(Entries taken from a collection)
-- -- --
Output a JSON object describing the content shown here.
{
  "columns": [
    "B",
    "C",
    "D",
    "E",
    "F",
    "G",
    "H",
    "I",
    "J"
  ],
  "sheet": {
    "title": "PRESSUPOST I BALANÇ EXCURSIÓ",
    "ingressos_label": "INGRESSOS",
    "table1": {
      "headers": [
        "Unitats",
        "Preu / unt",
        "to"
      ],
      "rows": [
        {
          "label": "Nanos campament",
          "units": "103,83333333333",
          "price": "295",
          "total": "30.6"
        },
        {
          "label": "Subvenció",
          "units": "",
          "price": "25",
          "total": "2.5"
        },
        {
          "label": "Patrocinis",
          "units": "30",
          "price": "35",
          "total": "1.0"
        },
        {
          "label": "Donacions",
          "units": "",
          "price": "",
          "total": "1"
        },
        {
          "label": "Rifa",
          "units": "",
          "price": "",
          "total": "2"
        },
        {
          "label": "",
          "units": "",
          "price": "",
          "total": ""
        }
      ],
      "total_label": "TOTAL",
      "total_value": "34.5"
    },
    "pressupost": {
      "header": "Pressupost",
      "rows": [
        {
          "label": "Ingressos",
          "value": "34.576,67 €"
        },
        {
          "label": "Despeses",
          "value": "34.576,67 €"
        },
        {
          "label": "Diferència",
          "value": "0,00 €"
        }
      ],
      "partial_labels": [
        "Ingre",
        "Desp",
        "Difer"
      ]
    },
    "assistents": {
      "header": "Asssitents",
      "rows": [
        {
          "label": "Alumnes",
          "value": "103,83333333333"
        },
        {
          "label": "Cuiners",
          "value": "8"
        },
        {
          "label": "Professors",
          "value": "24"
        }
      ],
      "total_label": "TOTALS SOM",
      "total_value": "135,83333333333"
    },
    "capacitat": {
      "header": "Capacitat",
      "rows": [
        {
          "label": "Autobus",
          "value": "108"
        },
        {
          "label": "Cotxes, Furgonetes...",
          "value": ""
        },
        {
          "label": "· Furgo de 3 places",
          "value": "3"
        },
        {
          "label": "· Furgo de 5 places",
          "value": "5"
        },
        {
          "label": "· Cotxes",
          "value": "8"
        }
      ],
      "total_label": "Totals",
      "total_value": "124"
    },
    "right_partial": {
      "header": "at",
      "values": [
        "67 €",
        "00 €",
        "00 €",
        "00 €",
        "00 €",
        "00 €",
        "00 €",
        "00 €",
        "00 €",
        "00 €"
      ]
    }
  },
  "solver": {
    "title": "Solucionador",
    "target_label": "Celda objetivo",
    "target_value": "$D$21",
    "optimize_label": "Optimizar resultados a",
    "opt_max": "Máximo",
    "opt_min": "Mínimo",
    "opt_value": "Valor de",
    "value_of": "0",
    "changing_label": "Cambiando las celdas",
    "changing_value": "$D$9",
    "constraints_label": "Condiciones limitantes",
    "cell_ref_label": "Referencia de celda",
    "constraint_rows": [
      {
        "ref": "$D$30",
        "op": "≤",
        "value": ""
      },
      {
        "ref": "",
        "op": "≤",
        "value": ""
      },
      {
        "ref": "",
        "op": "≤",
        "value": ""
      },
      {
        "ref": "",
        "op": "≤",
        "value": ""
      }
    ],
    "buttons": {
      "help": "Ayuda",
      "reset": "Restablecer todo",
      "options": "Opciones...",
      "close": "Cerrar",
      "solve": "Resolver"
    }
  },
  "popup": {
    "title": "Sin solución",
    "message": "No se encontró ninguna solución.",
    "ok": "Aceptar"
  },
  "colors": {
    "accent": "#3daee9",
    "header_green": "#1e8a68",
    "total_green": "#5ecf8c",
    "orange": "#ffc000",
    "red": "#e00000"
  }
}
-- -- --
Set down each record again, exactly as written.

▶ _Output of the exercise_:
Output a JSON object describing the content shown here.
{
  "columns": [
    "B",
    "C",
    "D",
    "E",
    "F",
    "G",
    "H",
    "I",
    "J"
  ],
  "sheet": {
    "title": "PRESSUPOST I BALANÇ EXCURSIÓ",
    "ingressos_label": "INGRESSOS",
    "table1": {
      "headers": [
        "Unitats",
        "Preu / unt",
        "to"
      ],
      "rows": [
        {
          "label": "Nanos campament",
          "units": "103,83333333333",
          "price": "295",
          "total": "30.6"
        },
        {
          "label": "Subvenció",
          "units": "",
          "price": "25",
          "total": "2.5"
        },
        {
          "label": "Patrocinis",
          "units": "30",
          "price": "35",
          "total": "1.0"
        },
        {
          "label": "Donacions",
          "units": "",
          "price": "",
          "total": "1"
        },
        {
          "label": "Rifa",
          "units": "",
          "price": "",
          "total": "2"
        },
        {
          "label": "",
          "units": "",
          "price": "",
          "total": ""
        }
      ],
      "total_label": "TOTAL",
      "total_value": "34.5"
    },
    "pressupost": {
      "header": "Pressupost",
      "rows": [
        {
          "label": "Ingressos",
          "value": "34.576,67 €"
        },
        {
          "label": "Despeses",
          "value": "34.576,67 €"
        },
        {
          "label": "Diferència",
          "value": "0,00 €"
        }
      ],
      "partial_labels": [
        "Ingre",
        "Desp",
        "Difer"
      ]
    },
    "assistents": {
      "header": "Asssitents",
      "rows": [
        {
          "label": "Alumnes",
          "value": "103,83333333333"
        },
        {
          "label": "Cuiners",
          "value": "8"
        },
        {
          "label": "Professors",
          "value": "24"
        }
      ],
      "total_label": "TOTALS SOM",
      "total_value": "135,83333333333"
    },
    "capacitat": {
      "header": "Capacitat",
      "rows": [
        {
          "label": "Autobus",
          "value": "108"
        },
        {
          "label": "Cotxes, Furgonetes...",
          "value": ""
        },
        {
          "label": "· Furgo de 3 places",
          "value": "3"
        },
        {
          "label": "· Furgo de 5 places",
          "value": "5"
        },
        {
          "label": "· Cotxes",
          "value": "8"
        }
      ],
      "total_label": "Totals",
      "total_value": "124"
    },
    "right_partial": {
      "header": "at",
      "values": [
        "67 €",
        "00 €",
        "00 €",
        "00 €",
        "00 €",
        "00 €",
        "00 €",
        "00 €",
        "00 €",
        "00 €"
      ]
    }
  },
  "solver": {
    "title": "Solucionador",
    "target_label": "Celda objetivo",
    "target_value": "$D$21",
    "optimize_label": "Optimizar resultados a",
    "opt_max": "Máximo",
    "opt_min": "Mínimo",
    "opt_value": "Valor de",
    "value_of": "0",
    "changing_label": "Cambiando las celdas",
    "changing_value": "$D$9",
    "constraints_label": "Condiciones limitantes",
    "cell_ref_label": "Referencia de celda",
    "constraint_rows": [
      {
        "ref": "$D$30",
        "op": "≤",
        "value": ""
      },
      {
        "ref": "",
        "op": "≤",
        "value": ""
      },
      {
        "ref": "",
        "op": "≤",
        "value": ""
      },
      {
        "ref": "",
        "op": "≤",
        "value": ""
      }
    ],
    "buttons": {
      "help": "Ayuda",
      "reset": "Restablecer todo",
      "options": "Opciones...",
      "close": "Cerrar",
      "solve": "Resolver"
    }
  },
  "popup": {
    "title": "Sin solución",
    "message": "No se encontró ninguna solución.",
    "ok": "Aceptar"
  },
  "colors": {
    "accent": "#3daee9",
    "header_green": "#1e8a68",
    "total_green": "#5ecf8c",
    "orange": "#ffc000",
    "red": "#e00000"
  }
}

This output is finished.